Activity |
Reproduce the lines below exactly. Skip images.
──────
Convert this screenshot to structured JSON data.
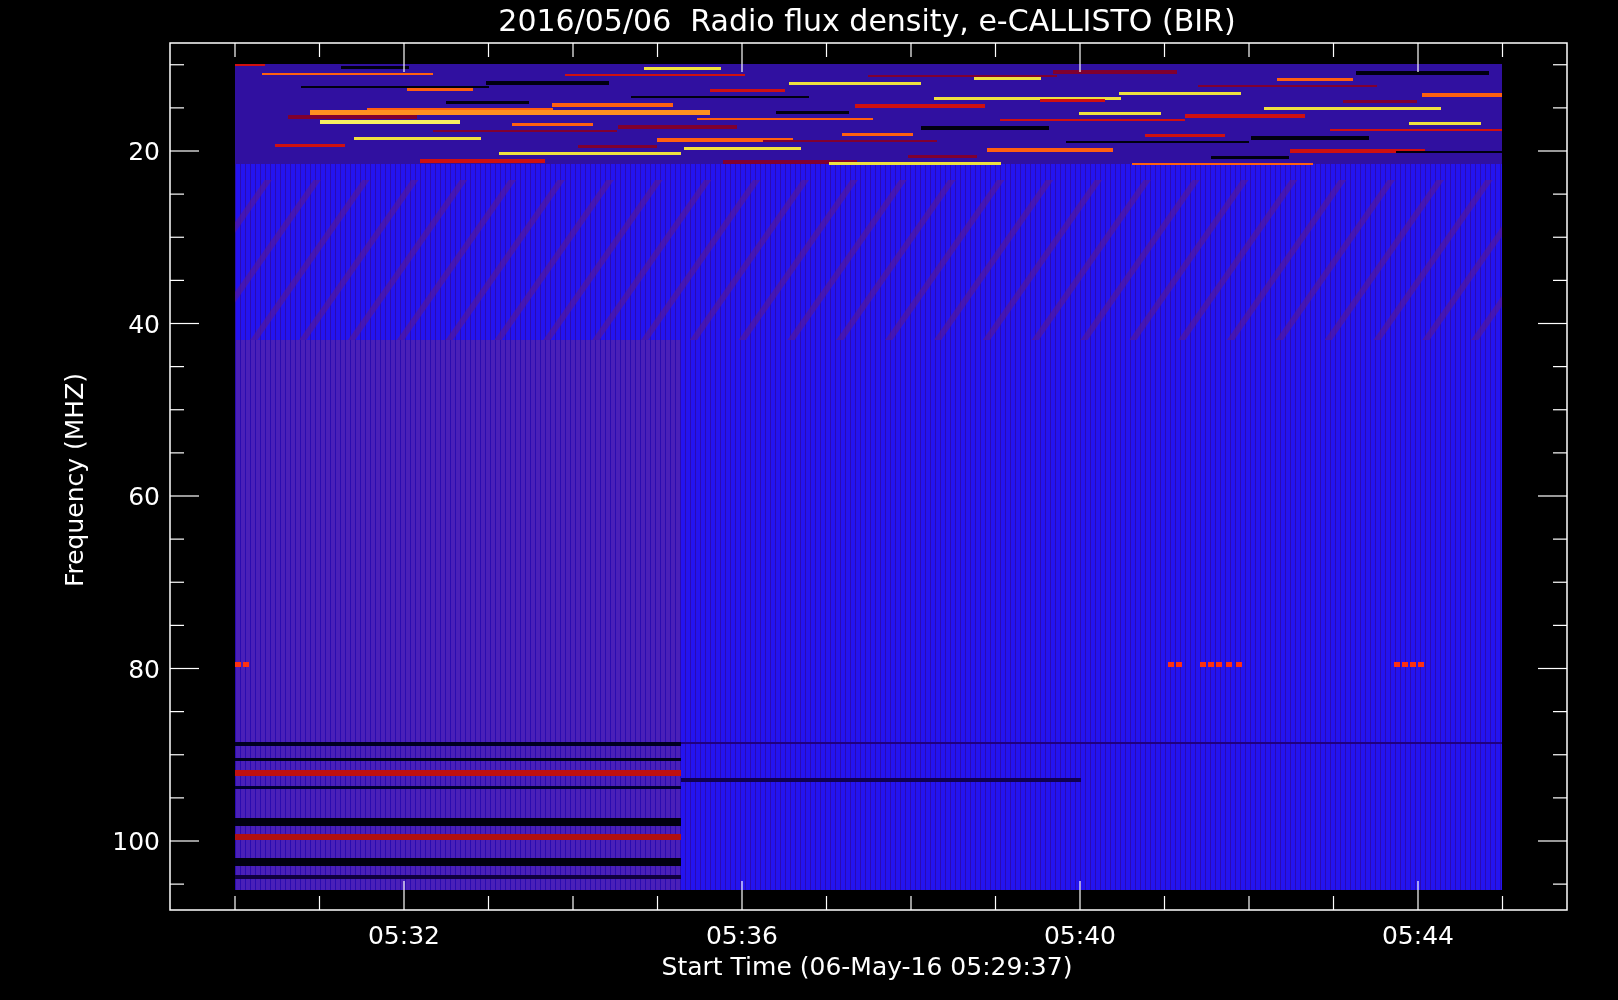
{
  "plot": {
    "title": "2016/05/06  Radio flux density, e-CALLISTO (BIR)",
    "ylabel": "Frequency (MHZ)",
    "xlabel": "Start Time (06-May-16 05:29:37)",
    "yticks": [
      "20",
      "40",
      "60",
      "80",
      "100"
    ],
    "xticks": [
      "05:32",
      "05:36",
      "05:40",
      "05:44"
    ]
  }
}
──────
Answer box |
Convert this screenshot to structured JSON data.
{
  "plot": {
    "title": "2016/05/06  Radio flux density, e-CALLISTO (BIR)",
    "ylabel": "Frequency (MHZ)",
    "xlabel": "Start Time (06-May-16 05:29:37)",
    "yticks": [
      "20",
      "40",
      "60",
      "80",
      "100"
    ],
    "xticks": [
      "05:32",
      "05:36",
      "05:40",
      "05:44"
    ]
  }
}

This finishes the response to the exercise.